During the Great War over 16,000 British men invoked the conscience clause, 3400 of whom accepted call-up into the Non-Combatant Corps or the Royal Army Medical Corps.  Nearly 6000 "conchies" ultimately were court-martialled and sent to prison.  At least 73 died from brutal treatment they received, while others suffered long-term physical and mental illness (see the Peace Pledge Union website,

Micklewright, who was 25 years old at the end of the war, was one of the comparatively fortunate ones and lived another 33 years, during which time he established himself as an accomplished book jacket artist, producing over 2000 jackets in those years, seemingly mostly for genre literature: tales of adventure, westerns and mysteries.

To be honest, many of the books Micklewright illustrated are distinguished far more by his vivid jacket art than the writing of the authors, though there are some exceptions, like Pennyworth of Murder (naturally!) and authors such as Fergus Hume, Edgar Rice Burroughs and the distinguished American crime writers Helen McCloy and Lenore Glen Offord.

Some may find irony in the fact that many of Micklewright's jackets depict fisticuffs and gunplay, yet it has long been argued that crime and adventure fiction sublimates violent impulses rather than stimulates them. (Of course, it must be admitted, others have taken precisely the opposite view of this matter.)  In any event I get a lot of innocent (I hope) enjoyment out of the vigorous dust jacket art of G. P. Micklewright, and I hope you will too.


  1. Thank you - just what I needed - we have 3 of the original 1917 postcards in our Ernest Bell Library -

    1. Thanks for the comment and the link, very interesting indeed. I was pleased to be able to write about this very talented and admirable yet somewhat overlooked artist.

  2. Fascinating. Thanks for this great article. I just googled G.P. Micklewright as I am selling a puzzle on ebay with an illustration of a panda by him. Interesting to find out so much about him and see some of his other great artwork.

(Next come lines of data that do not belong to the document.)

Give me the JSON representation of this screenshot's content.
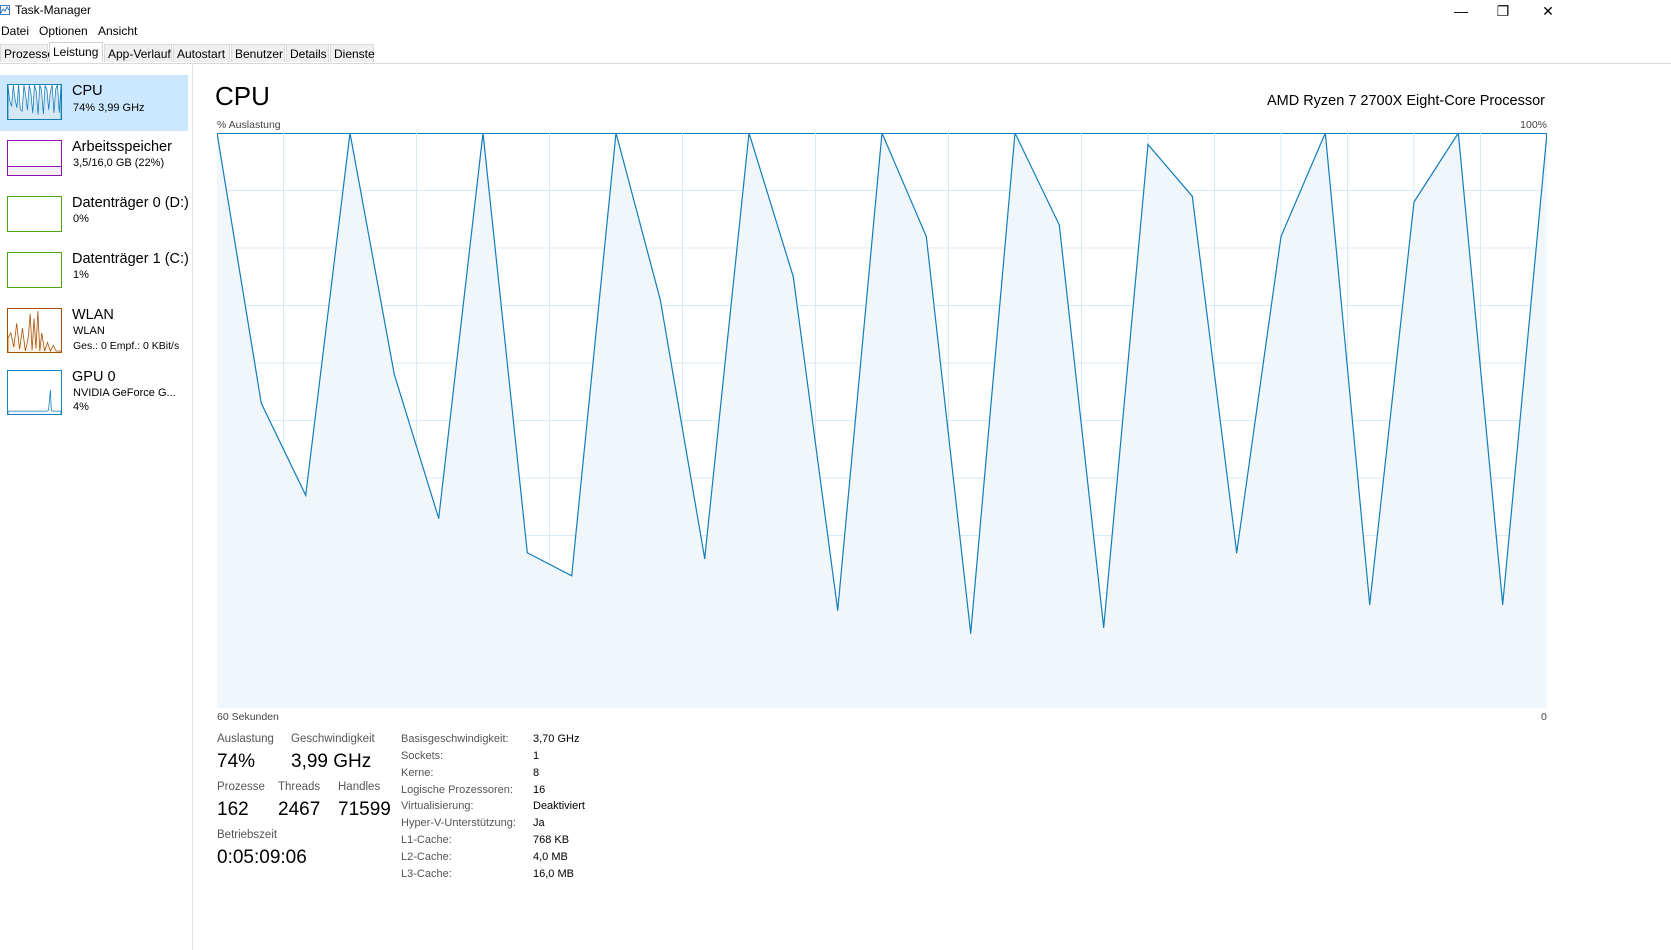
{
  "window": {
    "title": "Task-Manager",
    "minimize_glyph": "—",
    "restore_glyph": "❐",
    "close_glyph": "✕"
  },
  "menu": [
    "Datei",
    "Optionen",
    "Ansicht"
  ],
  "tabs": [
    "Prozesse",
    "Leistung",
    "App-Verlauf",
    "Autostart",
    "Benutzer",
    "Details",
    "Dienste"
  ],
  "active_tab": "Leistung",
  "sidebar": [
    {
      "title": "CPU",
      "subtitle": "74% 3,99 GHz",
      "subtitle2": "",
      "color": "#117dbb",
      "fill": "#f1f6fa",
      "selected": true
    },
    {
      "title": "Arbeitsspeicher",
      "subtitle": "3,5/16,0 GB (22%)",
      "subtitle2": "",
      "color": "#8b12ae",
      "fill": "#f4f0f5",
      "selected": false
    },
    {
      "title": "Datenträger 0 (D:)",
      "subtitle": "0%",
      "subtitle2": "",
      "color": "#4da60c",
      "fill": "#eff7eb",
      "selected": false
    },
    {
      "title": "Datenträger 1 (C:)",
      "subtitle": "1%",
      "subtitle2": "",
      "color": "#4da60c",
      "fill": "#eff7eb",
      "selected": false
    },
    {
      "title": "WLAN",
      "subtitle": "WLAN",
      "subtitle2": "Ges.: 0 Empf.: 0 KBit/s",
      "color": "#a74f01",
      "fill": "#fcf3eb",
      "selected": false
    },
    {
      "title": "GPU 0",
      "subtitle": "NVIDIA GeForce G...",
      "subtitle2": "4%",
      "color": "#1581bd",
      "fill": "#f1f6fa",
      "selected": false
    }
  ],
  "main": {
    "title": "CPU",
    "processor": "AMD Ryzen 7 2700X Eight-Core Processor",
    "graph_label_left": "% Auslastung",
    "graph_label_right": "100%",
    "time_label_left": "60 Sekunden",
    "time_label_right": "0"
  },
  "stats": {
    "utilization_label": "Auslastung",
    "utilization": "74%",
    "speed_label": "Geschwindigkeit",
    "speed": "3,99 GHz",
    "processes_label": "Prozesse",
    "processes": "162",
    "threads_label": "Threads",
    "threads": "2467",
    "handles_label": "Handles",
    "handles": "71599",
    "uptime_label": "Betriebszeit",
    "uptime": "0:05:09:06"
  },
  "details": [
    {
      "key": "Basisgeschwindigkeit:",
      "value": "3,70 GHz"
    },
    {
      "key": "Sockets:",
      "value": "1"
    },
    {
      "key": "Kerne:",
      "value": "8"
    },
    {
      "key": "Logische Prozessoren:",
      "value": "16"
    },
    {
      "key": "Virtualisierung:",
      "value": "Deaktiviert"
    },
    {
      "key": "Hyper-V-Unterstützung:",
      "value": "Ja"
    },
    {
      "key": "L1-Cache:",
      "value": "768 KB"
    },
    {
      "key": "L2-Cache:",
      "value": "4,0 MB"
    },
    {
      "key": "L3-Cache:",
      "value": "16,0 MB"
    }
  ],
  "chart_data": {
    "type": "area",
    "title": "CPU",
    "ylabel": "% Auslastung",
    "ylim": [
      0,
      100
    ],
    "xlabel": "60 Sekunden",
    "x_unit": "seconds ago",
    "x": [
      60,
      58,
      56,
      54,
      52,
      50,
      48,
      46,
      44,
      42,
      40,
      38,
      36,
      34,
      32,
      30,
      28,
      26,
      24,
      22,
      20,
      18,
      16,
      14,
      12,
      10,
      8,
      6,
      4,
      2,
      0
    ],
    "values": [
      100,
      53,
      37,
      100,
      58,
      33,
      100,
      27,
      23,
      100,
      71,
      26,
      100,
      75,
      17,
      100,
      82,
      13,
      100,
      84,
      14,
      98,
      89,
      27,
      82,
      100,
      18,
      88,
      100,
      18,
      100
    ],
    "color": "#117dbb",
    "fill": "#f1f6fa",
    "grid": true
  }
}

  3. I have some other G P Micklewright CO postcards if you would like scans of them....

    1. By all means, you can find my email address on my "about me" page, link above right.